[[ Data shown open ]]

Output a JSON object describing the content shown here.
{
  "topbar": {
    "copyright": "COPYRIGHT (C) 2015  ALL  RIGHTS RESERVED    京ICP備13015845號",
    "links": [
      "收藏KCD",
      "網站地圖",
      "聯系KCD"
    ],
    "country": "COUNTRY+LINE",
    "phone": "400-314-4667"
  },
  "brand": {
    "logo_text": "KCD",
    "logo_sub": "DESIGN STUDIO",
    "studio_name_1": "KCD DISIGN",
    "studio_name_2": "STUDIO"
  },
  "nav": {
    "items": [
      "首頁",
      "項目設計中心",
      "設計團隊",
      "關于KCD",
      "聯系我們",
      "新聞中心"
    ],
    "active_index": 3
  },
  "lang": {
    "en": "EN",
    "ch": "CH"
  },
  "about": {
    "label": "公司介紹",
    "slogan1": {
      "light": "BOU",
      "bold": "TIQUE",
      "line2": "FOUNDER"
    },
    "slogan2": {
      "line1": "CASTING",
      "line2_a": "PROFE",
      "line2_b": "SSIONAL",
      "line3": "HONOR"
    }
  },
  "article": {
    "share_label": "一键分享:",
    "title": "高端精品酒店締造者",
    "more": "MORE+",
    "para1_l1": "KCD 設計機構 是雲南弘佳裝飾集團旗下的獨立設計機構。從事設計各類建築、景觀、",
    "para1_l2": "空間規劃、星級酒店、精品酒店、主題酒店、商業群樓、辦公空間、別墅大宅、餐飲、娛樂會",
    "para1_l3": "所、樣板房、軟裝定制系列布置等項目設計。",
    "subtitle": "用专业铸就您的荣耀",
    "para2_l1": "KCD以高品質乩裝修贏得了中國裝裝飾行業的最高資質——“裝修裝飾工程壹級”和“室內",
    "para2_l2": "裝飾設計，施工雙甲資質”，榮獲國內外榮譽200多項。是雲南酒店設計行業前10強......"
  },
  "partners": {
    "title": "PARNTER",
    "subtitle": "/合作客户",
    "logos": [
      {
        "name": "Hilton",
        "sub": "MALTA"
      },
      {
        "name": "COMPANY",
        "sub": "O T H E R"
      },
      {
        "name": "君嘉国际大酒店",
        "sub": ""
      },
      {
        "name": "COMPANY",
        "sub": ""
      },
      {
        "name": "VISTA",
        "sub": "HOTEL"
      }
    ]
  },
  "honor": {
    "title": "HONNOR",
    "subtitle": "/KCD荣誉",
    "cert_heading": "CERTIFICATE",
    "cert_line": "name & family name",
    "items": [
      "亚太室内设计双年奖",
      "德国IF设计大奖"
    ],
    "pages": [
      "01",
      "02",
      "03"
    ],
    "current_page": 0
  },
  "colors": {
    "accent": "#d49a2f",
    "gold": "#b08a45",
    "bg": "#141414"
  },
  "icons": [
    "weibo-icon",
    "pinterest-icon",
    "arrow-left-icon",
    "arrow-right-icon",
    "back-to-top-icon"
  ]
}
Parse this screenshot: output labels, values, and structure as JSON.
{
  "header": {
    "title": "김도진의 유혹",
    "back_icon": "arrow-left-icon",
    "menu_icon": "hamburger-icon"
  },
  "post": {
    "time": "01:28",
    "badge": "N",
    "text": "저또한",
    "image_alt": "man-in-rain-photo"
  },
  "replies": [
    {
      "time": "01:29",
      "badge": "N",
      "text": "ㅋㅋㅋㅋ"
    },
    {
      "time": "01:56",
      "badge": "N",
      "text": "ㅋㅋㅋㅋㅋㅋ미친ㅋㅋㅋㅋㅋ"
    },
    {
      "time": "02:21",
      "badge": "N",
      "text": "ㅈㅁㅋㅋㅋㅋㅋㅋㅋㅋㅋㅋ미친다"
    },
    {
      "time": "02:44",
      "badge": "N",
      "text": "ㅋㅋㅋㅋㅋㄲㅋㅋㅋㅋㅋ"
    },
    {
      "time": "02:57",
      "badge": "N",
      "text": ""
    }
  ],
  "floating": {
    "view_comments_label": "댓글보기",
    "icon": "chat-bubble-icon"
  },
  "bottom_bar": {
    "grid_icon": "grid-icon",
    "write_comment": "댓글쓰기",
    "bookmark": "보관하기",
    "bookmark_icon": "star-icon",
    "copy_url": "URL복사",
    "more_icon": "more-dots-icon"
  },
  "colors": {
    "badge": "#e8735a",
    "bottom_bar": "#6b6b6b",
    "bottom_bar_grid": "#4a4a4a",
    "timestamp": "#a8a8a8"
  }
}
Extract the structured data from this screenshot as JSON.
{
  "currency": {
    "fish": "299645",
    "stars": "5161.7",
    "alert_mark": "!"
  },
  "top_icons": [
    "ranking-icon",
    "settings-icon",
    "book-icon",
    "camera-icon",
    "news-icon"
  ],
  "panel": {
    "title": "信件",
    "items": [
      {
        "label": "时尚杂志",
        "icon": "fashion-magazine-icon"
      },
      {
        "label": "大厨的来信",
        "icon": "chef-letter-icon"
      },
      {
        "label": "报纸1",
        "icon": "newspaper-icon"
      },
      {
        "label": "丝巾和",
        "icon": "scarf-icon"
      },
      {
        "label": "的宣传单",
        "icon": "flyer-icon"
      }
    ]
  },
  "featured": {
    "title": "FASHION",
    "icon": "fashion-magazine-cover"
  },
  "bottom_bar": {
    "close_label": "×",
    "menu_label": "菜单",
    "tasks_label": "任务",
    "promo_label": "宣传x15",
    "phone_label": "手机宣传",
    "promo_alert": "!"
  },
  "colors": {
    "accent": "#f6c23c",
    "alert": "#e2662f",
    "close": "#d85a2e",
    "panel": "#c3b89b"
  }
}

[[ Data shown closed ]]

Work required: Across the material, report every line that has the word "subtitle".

Your response:
    "subtitle": "用专业铸就您的荣耀",
    "subtitle": "/合作客户",
    "subtitle": "/KCD荣誉",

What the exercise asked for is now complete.